Write out all of the data exactly as it appears.
(Available records)
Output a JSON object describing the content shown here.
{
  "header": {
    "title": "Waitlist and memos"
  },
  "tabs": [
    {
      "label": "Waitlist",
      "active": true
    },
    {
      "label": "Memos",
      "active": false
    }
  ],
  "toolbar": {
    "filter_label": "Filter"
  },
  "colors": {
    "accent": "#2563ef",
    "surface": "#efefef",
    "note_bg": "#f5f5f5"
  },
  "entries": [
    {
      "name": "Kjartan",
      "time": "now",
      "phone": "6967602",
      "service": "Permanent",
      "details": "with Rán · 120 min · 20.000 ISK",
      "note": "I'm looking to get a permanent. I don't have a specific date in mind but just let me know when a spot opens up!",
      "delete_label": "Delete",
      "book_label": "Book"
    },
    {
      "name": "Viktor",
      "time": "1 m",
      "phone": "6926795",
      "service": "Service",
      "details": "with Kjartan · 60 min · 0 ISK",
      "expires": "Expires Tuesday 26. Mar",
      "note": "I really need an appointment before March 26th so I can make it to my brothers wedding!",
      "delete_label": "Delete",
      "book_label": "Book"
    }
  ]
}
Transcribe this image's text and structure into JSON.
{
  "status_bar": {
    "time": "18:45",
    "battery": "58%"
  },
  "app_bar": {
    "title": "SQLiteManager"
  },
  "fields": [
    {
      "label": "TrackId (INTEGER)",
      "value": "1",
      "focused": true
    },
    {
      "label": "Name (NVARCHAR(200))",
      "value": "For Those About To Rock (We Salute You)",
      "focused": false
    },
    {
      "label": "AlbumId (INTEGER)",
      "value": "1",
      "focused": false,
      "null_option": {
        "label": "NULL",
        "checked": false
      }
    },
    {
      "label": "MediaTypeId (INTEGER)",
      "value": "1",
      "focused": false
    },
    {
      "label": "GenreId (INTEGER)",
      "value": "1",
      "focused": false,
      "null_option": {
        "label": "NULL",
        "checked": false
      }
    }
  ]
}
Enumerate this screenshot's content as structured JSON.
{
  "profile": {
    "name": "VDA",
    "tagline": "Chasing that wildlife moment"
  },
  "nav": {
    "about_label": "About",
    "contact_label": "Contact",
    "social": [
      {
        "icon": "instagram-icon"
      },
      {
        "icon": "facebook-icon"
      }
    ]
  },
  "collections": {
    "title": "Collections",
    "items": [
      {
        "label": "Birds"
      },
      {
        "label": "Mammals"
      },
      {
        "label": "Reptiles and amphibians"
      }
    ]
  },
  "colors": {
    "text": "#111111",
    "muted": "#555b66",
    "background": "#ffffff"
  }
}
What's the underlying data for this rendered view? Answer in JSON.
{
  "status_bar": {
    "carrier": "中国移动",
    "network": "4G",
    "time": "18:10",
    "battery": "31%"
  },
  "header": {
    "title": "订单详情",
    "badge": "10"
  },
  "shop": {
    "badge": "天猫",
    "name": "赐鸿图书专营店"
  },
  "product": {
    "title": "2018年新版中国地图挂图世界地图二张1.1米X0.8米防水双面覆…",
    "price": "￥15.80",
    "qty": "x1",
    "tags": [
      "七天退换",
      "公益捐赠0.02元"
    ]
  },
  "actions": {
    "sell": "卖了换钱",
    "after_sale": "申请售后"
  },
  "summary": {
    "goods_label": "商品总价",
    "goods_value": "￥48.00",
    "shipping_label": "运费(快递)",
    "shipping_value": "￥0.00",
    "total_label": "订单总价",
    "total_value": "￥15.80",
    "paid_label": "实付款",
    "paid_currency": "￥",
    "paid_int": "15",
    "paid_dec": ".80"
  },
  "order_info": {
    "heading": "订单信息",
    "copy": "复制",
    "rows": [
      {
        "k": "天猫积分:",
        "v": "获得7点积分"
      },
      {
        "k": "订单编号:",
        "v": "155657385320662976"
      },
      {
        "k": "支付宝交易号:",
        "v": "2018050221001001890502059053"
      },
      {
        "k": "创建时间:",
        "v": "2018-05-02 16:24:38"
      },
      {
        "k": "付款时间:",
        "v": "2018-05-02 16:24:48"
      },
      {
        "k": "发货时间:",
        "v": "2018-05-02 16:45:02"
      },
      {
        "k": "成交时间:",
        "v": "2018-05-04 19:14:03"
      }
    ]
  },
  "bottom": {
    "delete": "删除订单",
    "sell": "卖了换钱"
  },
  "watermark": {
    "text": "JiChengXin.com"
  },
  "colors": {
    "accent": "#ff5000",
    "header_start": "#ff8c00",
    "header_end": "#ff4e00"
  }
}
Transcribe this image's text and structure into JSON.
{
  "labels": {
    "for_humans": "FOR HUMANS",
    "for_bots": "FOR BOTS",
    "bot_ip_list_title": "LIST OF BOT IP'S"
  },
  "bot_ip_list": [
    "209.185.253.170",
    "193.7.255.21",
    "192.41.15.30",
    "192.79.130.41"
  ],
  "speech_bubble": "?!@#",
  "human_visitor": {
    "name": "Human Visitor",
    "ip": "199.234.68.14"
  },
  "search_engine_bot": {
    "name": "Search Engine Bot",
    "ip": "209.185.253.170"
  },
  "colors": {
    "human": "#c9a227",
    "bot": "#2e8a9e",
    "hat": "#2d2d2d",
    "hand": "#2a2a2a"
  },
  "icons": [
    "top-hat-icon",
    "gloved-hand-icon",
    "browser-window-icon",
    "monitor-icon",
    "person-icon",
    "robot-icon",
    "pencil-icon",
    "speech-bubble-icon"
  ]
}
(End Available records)
• [Response to this task]:
Output a JSON object describing the content shown here.
{
  "header": {
    "title": "Waitlist and memos"
  },
  "tabs": [
    {
      "label": "Waitlist",
      "active": true
    },
    {
      "label": "Memos",
      "active": false
    }
  ],
  "toolbar": {
    "filter_label": "Filter"
  },
  "colors": {
    "accent": "#2563ef",
    "surface": "#efefef",
    "note_bg": "#f5f5f5"
  },
  "entries": [
    {
      "name": "Kjartan",
      "time": "now",
      "phone": "6967602",
      "service": "Permanent",
      "details": "with Rán · 120 min · 20.000 ISK",
      "note": "I'm looking to get a permanent. I don't have a specific date in mind but just let me know when a spot opens up!",
      "delete_label": "Delete",
      "book_label": "Book"
    },
    {
      "name": "Viktor",
      "time": "1 m",
      "phone": "6926795",
      "service": "Service",
      "details": "with Kjartan · 60 min · 0 ISK",
      "expires": "Expires Tuesday 26. Mar",
      "note": "I really need an appointment before March 26th so I can make it to my brothers wedding!",
      "delete_label": "Delete",
      "book_label": "Book"
    }
  ]
}
Transcribe this image's text and structure into JSON.
{
  "status_bar": {
    "time": "18:45",
    "battery": "58%"
  },
  "app_bar": {
    "title": "SQLiteManager"
  },
  "fields": [
    {
      "label": "TrackId (INTEGER)",
      "value": "1",
      "focused": true
    },
    {
      "label": "Name (NVARCHAR(200))",
      "value": "For Those About To Rock (We Salute You)",
      "focused": false
    },
    {
      "label": "AlbumId (INTEGER)",
      "value": "1",
      "focused": false,
      "null_option": {
        "label": "NULL",
        "checked": false
      }
    },
    {
      "label": "MediaTypeId (INTEGER)",
      "value": "1",
      "focused": false
    },
    {
      "label": "GenreId (INTEGER)",
      "value": "1",
      "focused": false,
      "null_option": {
        "label": "NULL",
        "checked": false
      }
    }
  ]
}
Enumerate this screenshot's content as structured JSON.
{
  "profile": {
    "name": "VDA",
    "tagline": "Chasing that wildlife moment"
  },
  "nav": {
    "about_label": "About",
    "contact_label": "Contact",
    "social": [
      {
        "icon": "instagram-icon"
      },
      {
        "icon": "facebook-icon"
      }
    ]
  },
  "collections": {
    "title": "Collections",
    "items": [
      {
        "label": "Birds"
      },
      {
        "label": "Mammals"
      },
      {
        "label": "Reptiles and amphibians"
      }
    ]
  },
  "colors": {
    "text": "#111111",
    "muted": "#555b66",
    "background": "#ffffff"
  }
}
What's the underlying data for this rendered view? Answer in JSON.
{
  "status_bar": {
    "carrier": "中国移动",
    "network": "4G",
    "time": "18:10",
    "battery": "31%"
  },
  "header": {
    "title": "订单详情",
    "badge": "10"
  },
  "shop": {
    "badge": "天猫",
    "name": "赐鸿图书专营店"
  },
  "product": {
    "title": "2018年新版中国地图挂图世界地图二张1.1米X0.8米防水双面覆…",
    "price": "￥15.80",
    "qty": "x1",
    "tags": [
      "七天退换",
      "公益捐赠0.02元"
    ]
  },
  "actions": {
    "sell": "卖了换钱",
    "after_sale": "申请售后"
  },
  "summary": {
    "goods_label": "商品总价",
    "goods_value": "￥48.00",
    "shipping_label": "运费(快递)",
    "shipping_value": "￥0.00",
    "total_label": "订单总价",
    "total_value": "￥15.80",
    "paid_label": "实付款",
    "paid_currency": "￥",
    "paid_int": "15",
    "paid_dec": ".80"
  },
  "order_info": {
    "heading": "订单信息",
    "copy": "复制",
    "rows": [
      {
        "k": "天猫积分:",
        "v": "获得7点积分"
      },
      {
        "k": "订单编号:",
        "v": "155657385320662976"
      },
      {
        "k": "支付宝交易号:",
        "v": "2018050221001001890502059053"
      },
      {
        "k": "创建时间:",
        "v": "2018-05-02 16:24:38"
      },
      {
        "k": "付款时间:",
        "v": "2018-05-02 16:24:48"
      },
      {
        "k": "发货时间:",
        "v": "2018-05-02 16:45:02"
      },
      {
        "k": "成交时间:",
        "v": "2018-05-04 19:14:03"
      }
    ]
  },
  "bottom": {
    "delete": "删除订单",
    "sell": "卖了换钱"
  },
  "watermark": {
    "text": "JiChengXin.com"
  },
  "colors": {
    "accent": "#ff5000",
    "header_start": "#ff8c00",
    "header_end": "#ff4e00"
  }
}
Transcribe this image's text and structure into JSON.
{
  "labels": {
    "for_humans": "FOR HUMANS",
    "for_bots": "FOR BOTS",
    "bot_ip_list_title": "LIST OF BOT IP'S"
  },
  "bot_ip_list": [
    "209.185.253.170",
    "193.7.255.21",
    "192.41.15.30",
    "192.79.130.41"
  ],
  "speech_bubble": "?!@#",
  "human_visitor": {
    "name": "Human Visitor",
    "ip": "199.234.68.14"
  },
  "search_engine_bot": {
    "name": "Search Engine Bot",
    "ip": "209.185.253.170"
  },
  "colors": {
    "human": "#c9a227",
    "bot": "#2e8a9e",
    "hat": "#2d2d2d",
    "hand": "#2a2a2a"
  },
  "icons": [
    "top-hat-icon",
    "gloved-hand-icon",
    "browser-window-icon",
    "monitor-icon",
    "person-icon",
    "robot-icon",
    "pencil-icon",
    "speech-bubble-icon"
  ]
}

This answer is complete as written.